After their day of enriching sessions (and a great pizza lunch), students and their families came back together for the closing ceremony. There each child was welcomed onto the stage and the title of his or her winning story was announced (which now proudly wore the gold sticker it received during the day.)
As winners exited the stage, they shook hands with the author they’d met earlier in the day, and were presented with an autographed copy of the author’s book.
But the exciting day wasn’t over yet! Students and their families gathered in the bookstore where children shared their stories with the authors, asked more questions, took pictures with authors, and had their books (and conference t-shirts) autographed.
One student named Leyton shared his winning book, A BOOK OF AUTHORS, filled with fascinating facts about various authors and clever illustrations with me. (Thanks to Leyton’s mom for permission to share these photos.) The highlight of my day was reading Leyton’s book and the other students’ fantastic books. I can’t wait to read the books these young writers will publish in the future!
The Illinois Young Author Conference was thrilling for everyone involved: students, families, volunteers, and authors. Unfortunately, the state funding for this event was cut a few years ago. Organizers are working hard to find ways to finance the conference through fundraisers. If you’d like to help, you can donate to this wonderful event via GoFundMe. You can also find out more about the Illinois Young Author event on Facebook.
I’d love to hear your comments about how your state, town, or school helps encourage and inspire young writers!
What a fabulous event! I’m so glad you got to attend and encourage young writers.
Thanks for stopping by and sharing your thoughts Traci! It was so exciting to meet and talk to these enthusiastic young writers.
Events like these make an impression on some young writers that lasts a lifetime. In Nova Scotia, I have organized such events to celebrate writers from Grades three to twelve. They were always a highlight for published authors and students.
How wonderful, Jane, you organized events to celebrate young writers in Nova Scotia! It’s exciting to think about how one event like this could make such a huge impression on a child. Thanks for sharing!
I don’t know if our city or library or school system has a program such as this to encourage young writers, but they should!
I have 2 granddaughters in the area just graduating kindergarten. One of them is already a budding writer/illustrator! My two older grandkids live out of state, and also love to read and write!
This is so exciting!
How exciting to have a granddaughter who is already writing and illustrating in kindergarten, and other grandchildren who are readers and writers! You are one lucky Grandma! Thanks for sharing.

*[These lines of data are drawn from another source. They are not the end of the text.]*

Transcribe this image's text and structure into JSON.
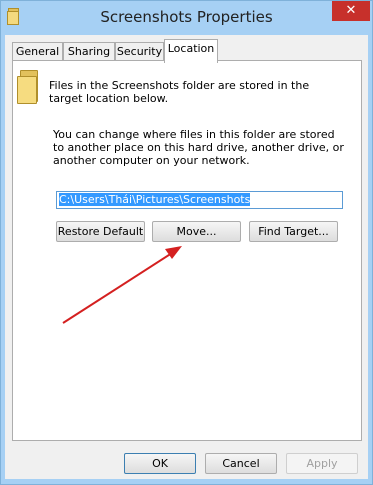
{
  "window": {
    "title": "Screenshots Properties",
    "close_glyph": "✕"
  },
  "tabs": [
    {
      "label": "General"
    },
    {
      "label": "Sharing"
    },
    {
      "label": "Security"
    },
    {
      "label": "Location",
      "active": true
    }
  ],
  "location": {
    "info": "Files in the Screenshots folder are stored in the target location below.",
    "description": "You can change where files in this folder are stored to another place on this hard drive, another drive, or another computer on your network.",
    "path": "C:\\Users\\Thái\\Pictures\\Screenshots",
    "restore_default_label": "Restore Default",
    "move_label": "Move...",
    "find_target_label": "Find Target..."
  },
  "footer": {
    "ok_label": "OK",
    "cancel_label": "Cancel",
    "apply_label": "Apply",
    "apply_enabled": false
  },
  "colors": {
    "title_bar": "#a6d0f4",
    "close_button": "#c7302b",
    "selection": "#3399ff",
    "annotation_arrow": "#d42020"
  },
  "icons": [
    "folder-icon",
    "window-folder-icon",
    "close-icon"
  ]
}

There are so many programs designed to encourage children to read, (very important, too!). It is wonderful to hear of this event that encourages children to express their creativity through writing. Congrats on inspiring and acknowledging the efforts of these future authors!

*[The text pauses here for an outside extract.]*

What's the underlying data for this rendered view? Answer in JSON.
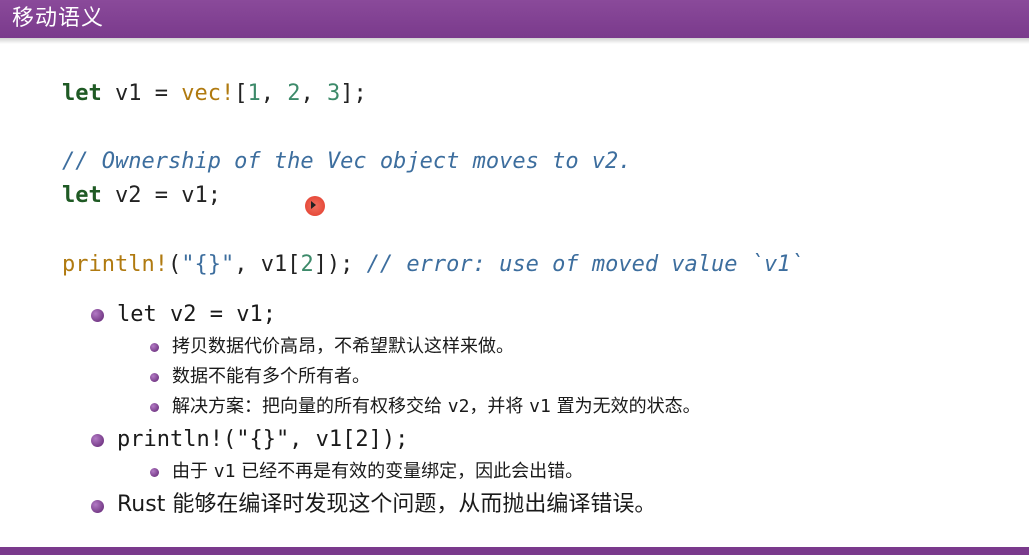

You’re right Judy, this event is really wonderful. It is exciting to think about the different types of programs which encourage children to read and write!
What a wonderful event! I love Leyton. He’s got a great start by knowing the value of authors and books.
Yes, Leyton’s book topic was priceless! I should have taken photos of his artwork inside as it was very clever. For each author he had glued in half of a picture of the author’s head, then had drawn in the other half himself!
This is great! I love the whole idea. Thanks for sharing.
It was such a great weekend! I hope the planners can continue to fund it in the years to come! Thanks for stopping by!
Any program that encourages creativity and imagination in kids is to be commended. Kudos to Illinois for doing their part.
I love your book about George Gershwin. One of my favorite picture book bios. Encouraging the next generation of picture book writers is so important. Thanks for sharing your experience with us.